    Liked by 1 person

  3. Knock wood I don’t often get sick but I do remember an upper respiratory thing may years ago that left my runs feeling deflated and difficult for a long time. When it comes to injuries, I consult my sports chiro for a comeback plan. He’s been a wonderful resource.

    Liked by 1 person

  4. I don’t think I’ve ever had to take extended time off from being sick, but i’ve had to come back from many, many injuries! I agree, it can feel so slow to start with a mile, or even run/walk intervals, but it’s a smart way to start, the time passes quickly and before you know it you’re back up to your normal distances again.

    Liked by 1 person

    1. Luckily I only had one injury that forced me to take a few weeks off. There are always annoying aches, though, it seems!

      I think it helped that it was Winter, and therefore not so inviting to run anyway. 🙂


  5. I don’t have a formula yet, but do plan to start my “come back” slow and easy. Listening to your body and not your mind is the key, I think.
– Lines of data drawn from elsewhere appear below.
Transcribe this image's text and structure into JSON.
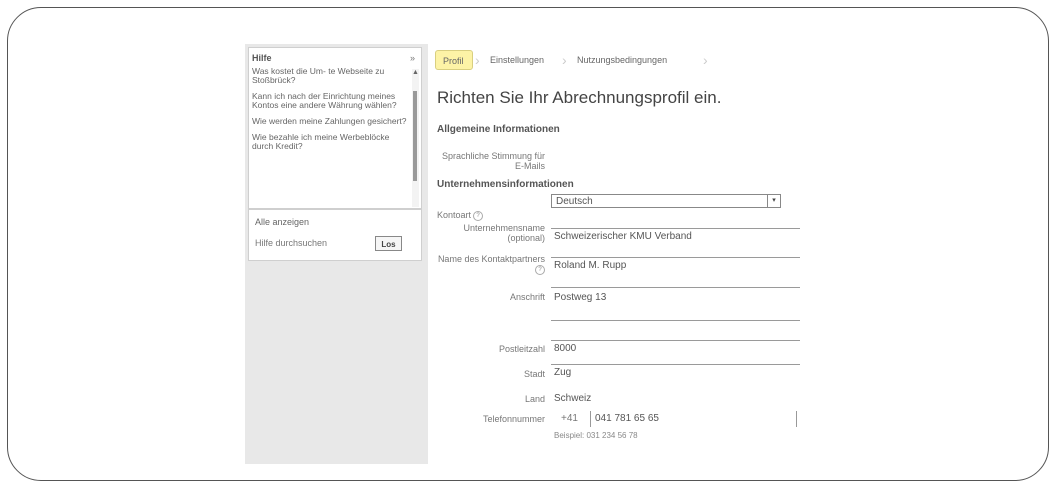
{
  "help": {
    "title": "Hilfe",
    "close": "»",
    "links": [
      "Was kostet die Um- te Webseite zu Stoßbrück?",
      "Kann ich nach der Einrichtung meines Kontos eine andere Währung wählen?",
      "Wie werden meine Zahlungen gesichert?",
      "Wie bezahle ich meine Werbeblöcke durch Kredit?"
    ],
    "all_label": "Alle anzeigen",
    "search_placeholder": "Hilfe durchsuchen",
    "go_label": "Los"
  },
  "steps": [
    "Profil",
    "Einstellungen",
    "Nutzungsbedingungen"
  ],
  "page_title": "Richten Sie Ihr Abrechnungsprofil ein.",
  "general_section": "Allgemeine Informationen",
  "language": {
    "label": "Sprachliche Stimmung für E-Mails",
    "value": "Deutsch"
  },
  "company_section": "Unternehmensinformationen",
  "fields": {
    "account_type_label": "Kontoart",
    "company_name_label": "Unternehmensname (optional)",
    "company_name_value": "Schweizerischer KMU Verband",
    "contact_label": "Name des Kontaktpartners",
    "contact_value": "Roland M. Rupp",
    "address_label": "Anschrift",
    "address_value": "Postweg 13",
    "zip_label": "Postleitzahl",
    "zip_value": "8000",
    "city_label": "Stadt",
    "city_value": "Zug",
    "country_label": "Land",
    "country_value": "Schweiz",
    "phone_label": "Telefonnummer",
    "phone_code": "+41",
    "phone_value": "041 781 65 65",
    "phone_example": "Beispiel: 031 234 56 78"
  }
}
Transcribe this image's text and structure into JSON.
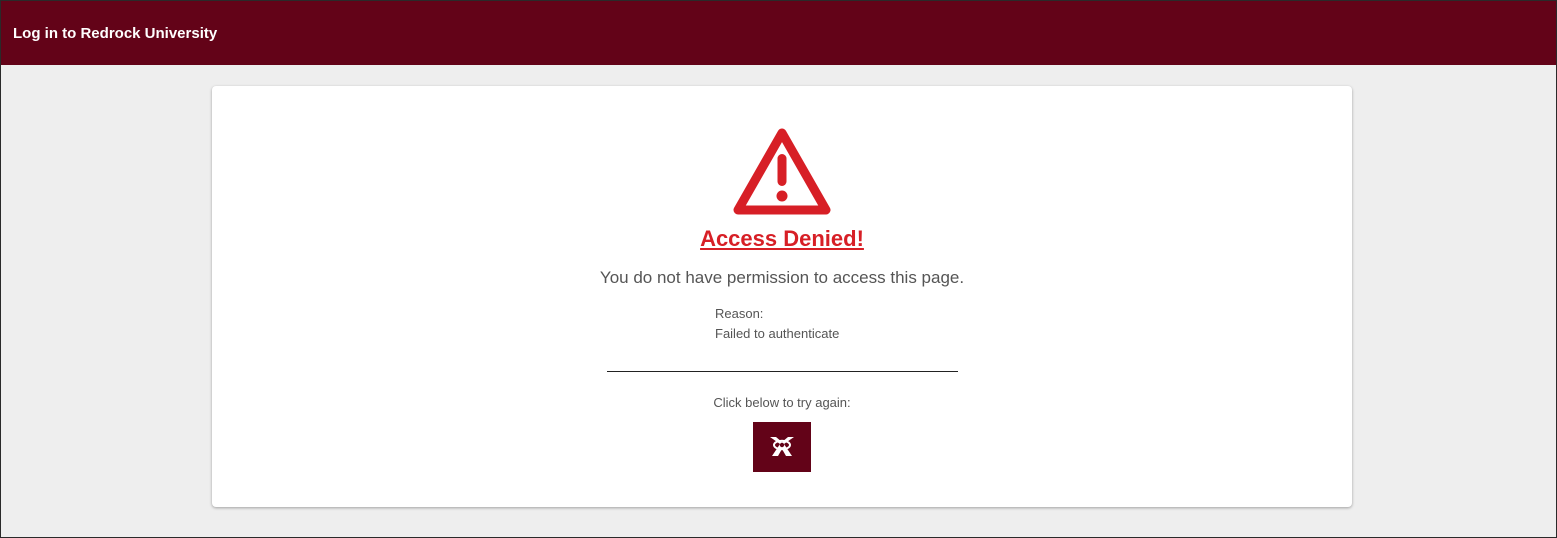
{
  "header": {
    "title": "Log in to Redrock University"
  },
  "colors": {
    "brand": "#630318",
    "alert": "#d71f26",
    "text": "#555555",
    "background": "#eeeeee"
  },
  "alert": {
    "icon": "warning-triangle-icon",
    "headline": "Access Denied!",
    "message": "You do not have permission to access this page.",
    "reason_label": "Reason:",
    "reason_text": "Failed to authenticate"
  },
  "retry": {
    "prompt": "Click below to try again:",
    "button_icon": "login-provider-logo-icon"
  }
}
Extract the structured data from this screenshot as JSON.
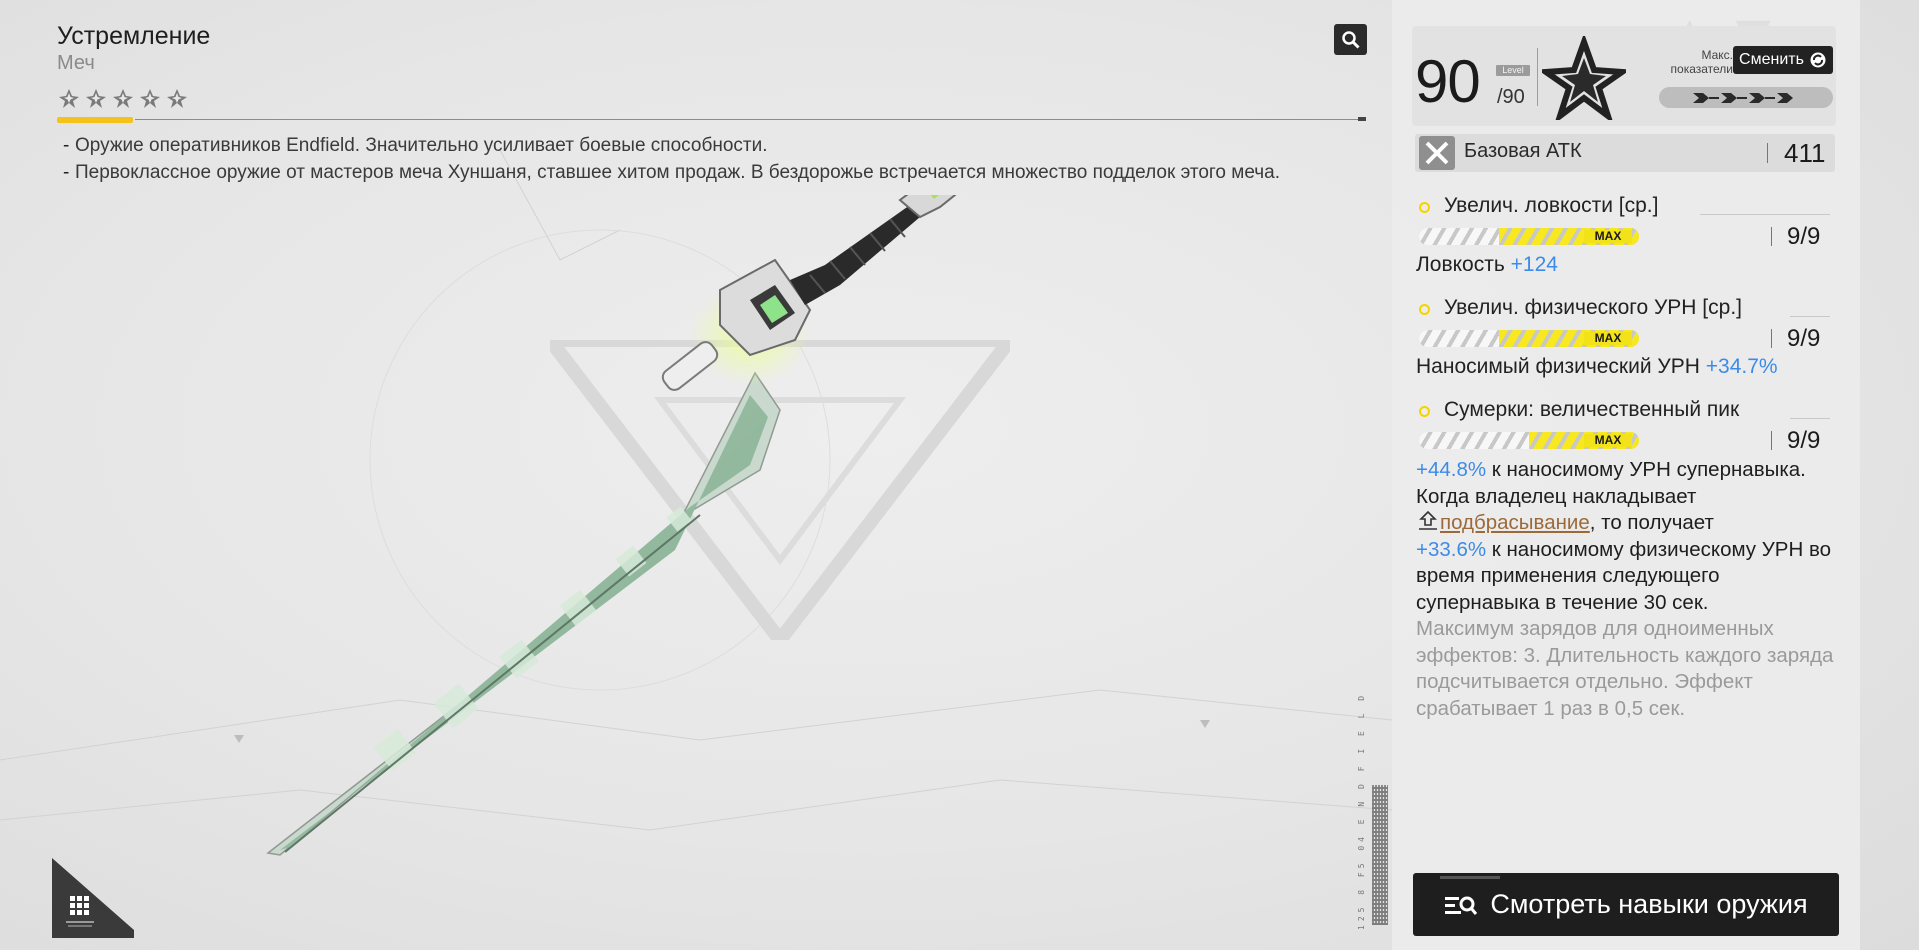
{
  "weapon": {
    "name": "Устремление",
    "type": "Меч",
    "stars": 5,
    "description": [
      "Оружие оперативников Endfield. Значительно усиливает боевые способности.",
      "Первоклассное оружие от мастеров меча Хуншаня, ставшее хитом продаж. В бездорожье встречается множество подделок этого меча."
    ]
  },
  "panel": {
    "level": "90",
    "level_max": "/90",
    "level_tag": "Level",
    "max_stats_label_1": "Макс.",
    "max_stats_label_2": "показатели",
    "switch_button": "Сменить",
    "base_atk_label": "Базовая АТК",
    "base_atk_value": "411",
    "skills": [
      {
        "name": "Увелич. ловкости [ср.]",
        "max": "MAX",
        "count": "9/9",
        "effect_label": "Ловкость",
        "effect_value": "+124"
      },
      {
        "name": "Увелич. физического УРН [ср.]",
        "max": "MAX",
        "count": "9/9",
        "effect_label": "Наносимый физический УРН",
        "effect_value": "+34.7%"
      },
      {
        "name": "Сумерки: величественный пик",
        "max": "MAX",
        "count": "9/9"
      }
    ],
    "skill3_effect": {
      "value1": "+44.8%",
      "text1": " к наносимому УРН суперн­авыка.",
      "text2": "Когда владелец накладывает",
      "link": "подбрасывание",
      "text3": ", то получает",
      "value2": "+33.6%",
      "text4": " к наносимому физическому УРН во время применения следующего супернавыка в течение 30 сек.",
      "muted": "Максимум зарядов для одноименных эффектов: 3. Длительность каждого заряда подсчитывается отдельно. Эффект срабатывает 1 раз в 0,5 сек."
    },
    "view_skills_button": "Смотреть навыки оружия"
  },
  "side_code": "125 8 F5 04 E N D F I E L D",
  "colors": {
    "rarity": "#f3c21b",
    "max_badge": "#f1e219",
    "stat_blue": "#3d8be8",
    "link_brown": "#9b6a3a",
    "button_dark": "#1e1e1e"
  },
  "icons": [
    "star-rarity-icon",
    "search-icon",
    "pentagram-emblem-icon",
    "refresh-icon",
    "crossed-swords-icon",
    "launch-icon",
    "skills-list-icon",
    "grid-icon"
  ]
}
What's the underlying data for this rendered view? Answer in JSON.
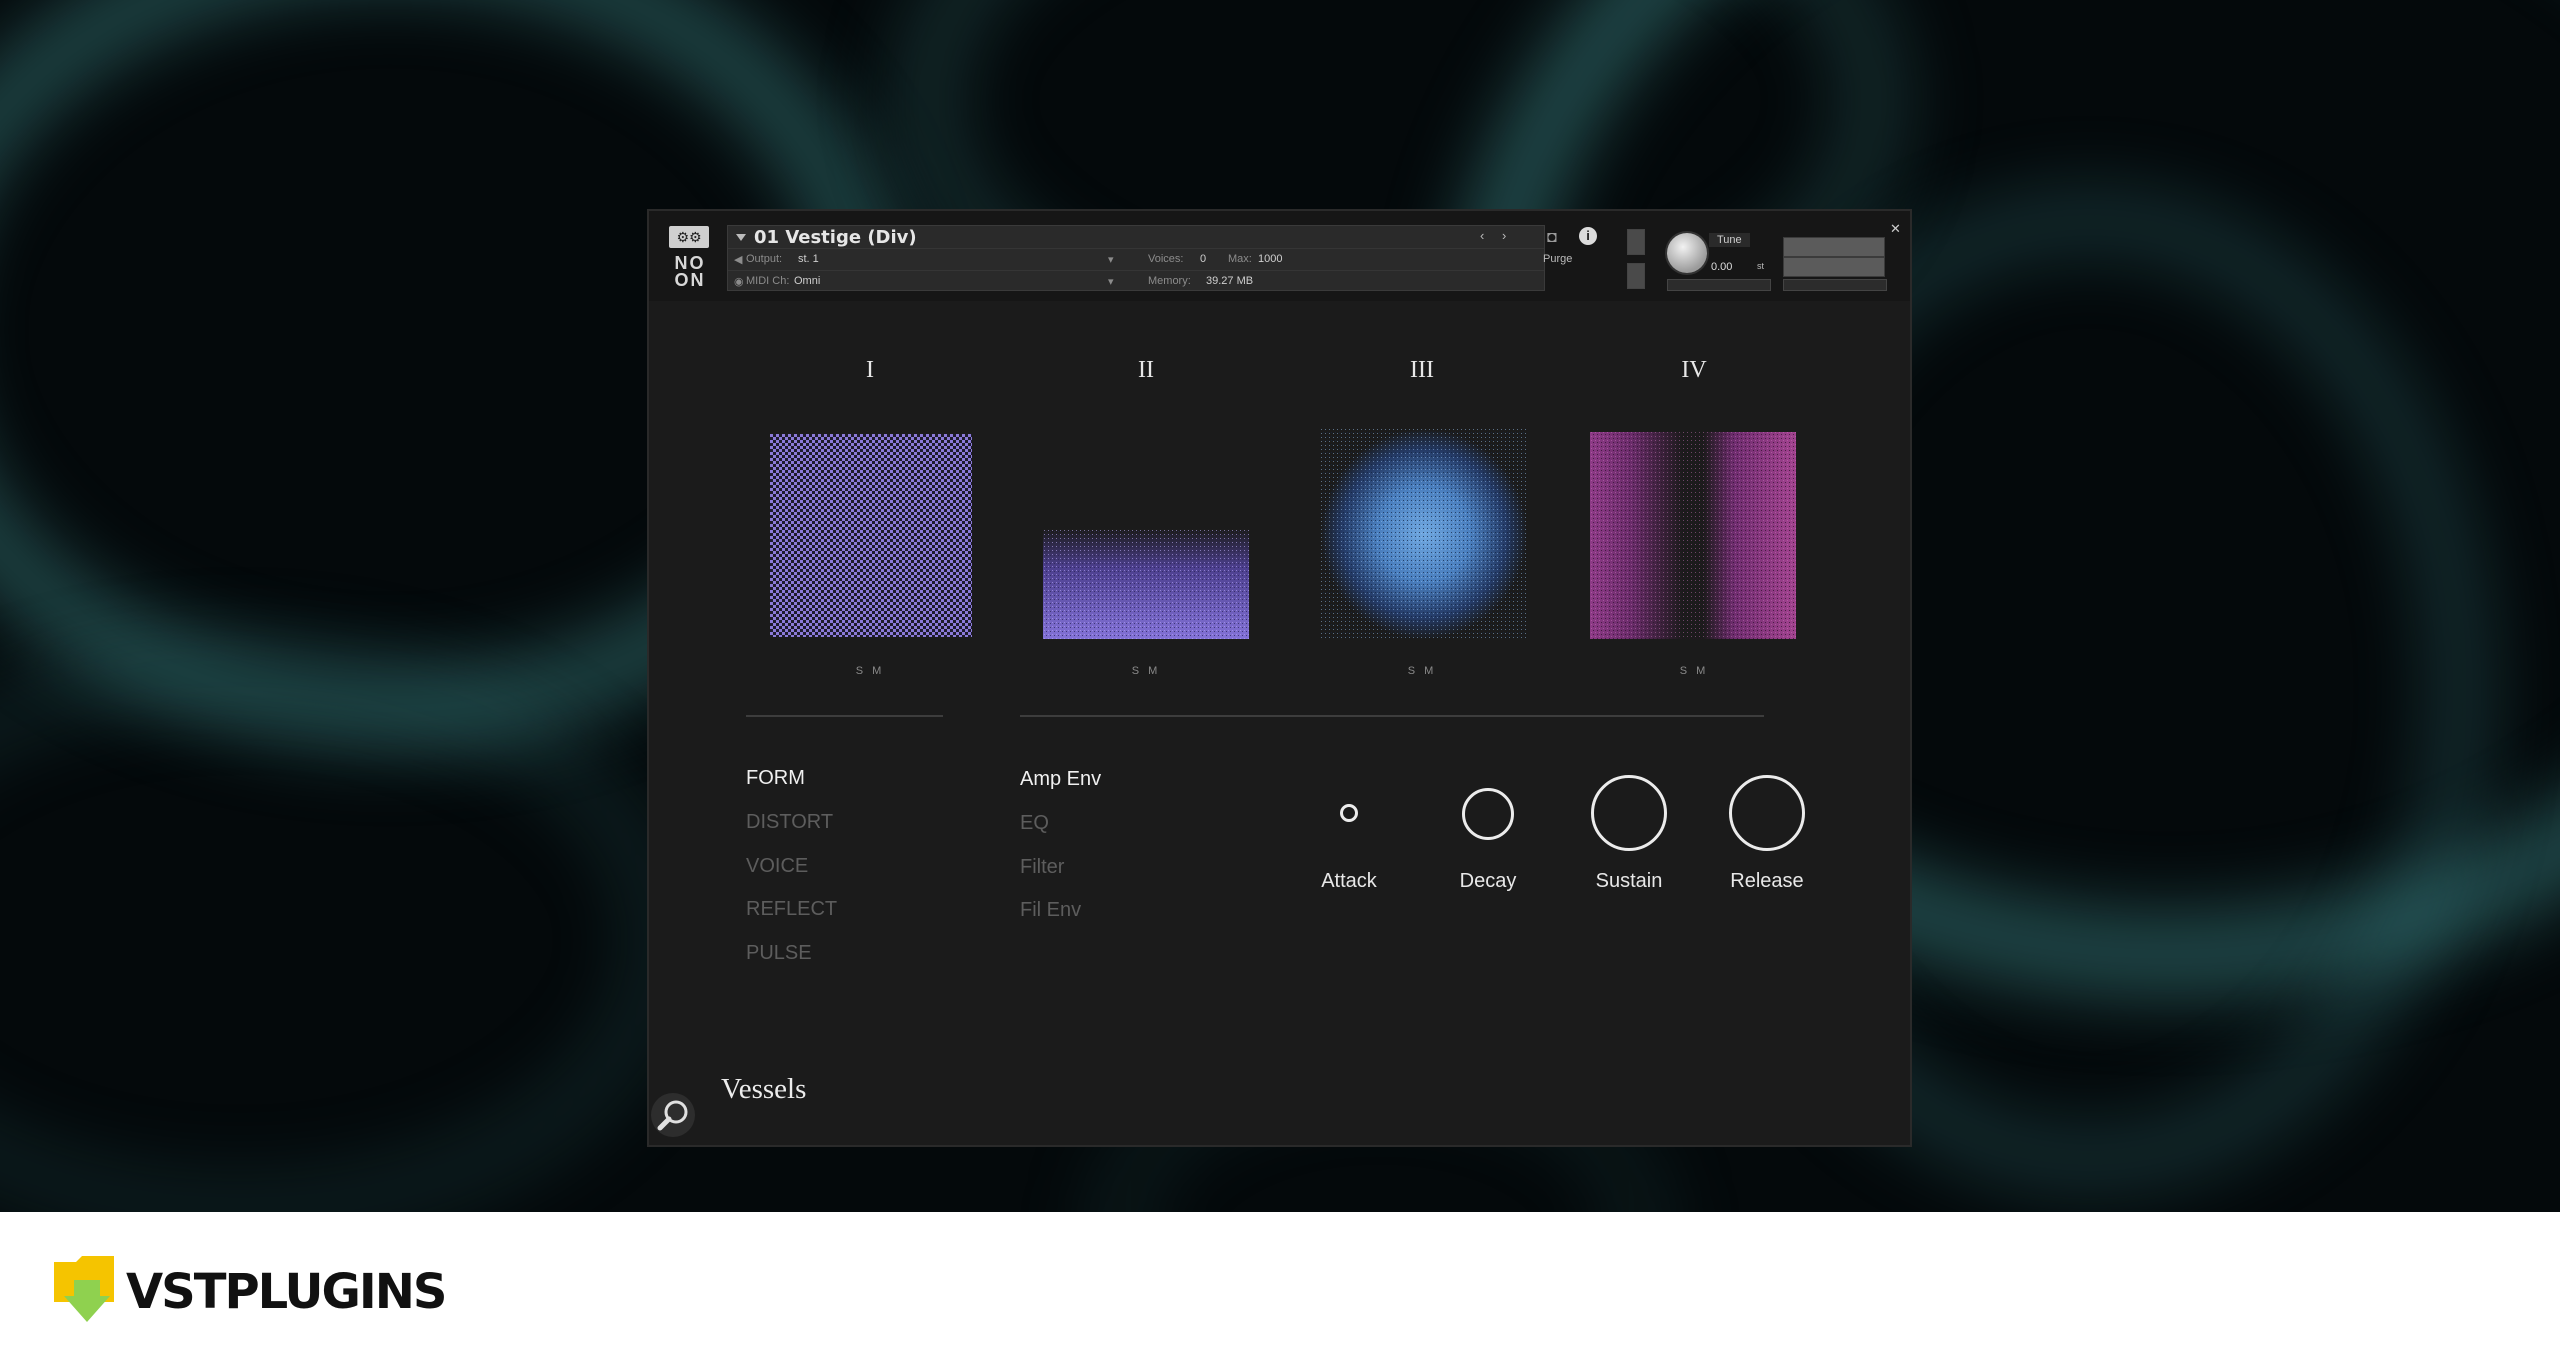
{
  "header": {
    "instrument_name": "01 Vestige (Div)",
    "output_label": "Output:",
    "output_value": "st. 1",
    "voices_label": "Voices:",
    "voices_value": "0",
    "max_label": "Max:",
    "max_value": "1000",
    "midi_label": "MIDI Ch:",
    "midi_value": "Omni",
    "memory_label": "Memory:",
    "memory_value": "39.27 MB",
    "purge_label": "Purge",
    "tune_label": "Tune",
    "tune_value": "0.00",
    "tune_unit": "st",
    "brand_mark_top": "NO",
    "brand_mark_bottom": "ON"
  },
  "layers": [
    {
      "numeral": "I",
      "solo": "S",
      "mute": "M",
      "color": "#8a78d6"
    },
    {
      "numeral": "II",
      "solo": "S",
      "mute": "M",
      "color": "#7b6ad2"
    },
    {
      "numeral": "III",
      "solo": "S",
      "mute": "M",
      "color": "#4f86c0"
    },
    {
      "numeral": "IV",
      "solo": "S",
      "mute": "M",
      "color": "#a2438f"
    }
  ],
  "menu_left": {
    "active": "FORM",
    "items": [
      "FORM",
      "DISTORT",
      "VOICE",
      "REFLECT",
      "PULSE"
    ]
  },
  "menu_right": {
    "active": "Amp Env",
    "items": [
      "Amp Env",
      "EQ",
      "Filter",
      "Fil Env"
    ]
  },
  "envelope": {
    "knobs": [
      {
        "label": "Attack"
      },
      {
        "label": "Decay"
      },
      {
        "label": "Sustain"
      },
      {
        "label": "Release"
      }
    ]
  },
  "product": {
    "name": "Vessels"
  },
  "banner": {
    "brand": "VSTPLUGINS",
    "logo_color": "#f5c400",
    "logo_accent": "#8fd14f"
  }
}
Sometimes, it’s really hard to separate the two – or hard to convince the mind that the body knows what it is talking about. I think there is still a little bit of the “no pain, no gain” mindset out there which can really be counterproductive when you’re coming back from and illness, injury, or surgery.

    Liked by 1 person

  6. Sometimes I will run through a cold, but it depends how bad it is. I don’t run with a fever, and it usually takes me a few days to even consider being able to run again after its gone. Great tips!

    Liked by 1 person

  7. Thanks for this good, common-sense advice, Judy. I find that now that I am retired,. I am sick so much less. Part of it, I am sure, is not being around germy kids all day, but part of it is a much more relaxed schedule and lack of stress. I always know I SHOULD take it easy when coming back from an injury or illness, but I don’t actually do it! 🙂

    Liked by 1 person

    1. I stopped working in my mid 40s. Totally unplanned. Although there’s been a lot of stress since I moved here. And everyone has stress in a pandemic!

      That’s really wonderful that you are sick less often & can enjoy your retirement.


  8. Good tips! I’ve been injured a few times and have taken it slowly to get back to running. Mainly it is because my body “won’t” let me run faster or longer. 🙂 Though I am not injured right now, it will be interesting to see how it goes when I start running again like I used to. Right now sometimes my one mile runs are challenging. The body is sometimes weird.

    Liked by 1 person

  9. I run when I am sick. It may not be fast or long, but I just do it. I just always feel better afterwards. I think that I sweat out the toxins like my father would say. It clears the sinuses too. For some reason remaining consistent shorten the length of time I am ill.

    Liked by 1 person

    1. Can’t really remember,bee last time I had a cold either. Would definitely run with a headache but I don’t get them too often either. I’m not sick often, but when I am, fever is usually involved. 😔


Leave a Reply

Fill in your details below or click an icon to log in: Logo

You are commenting using your account. Log Out /  Change )

Facebook photo

You are commenting using your Facebook account. Log Out /  Change )

Connecting to %s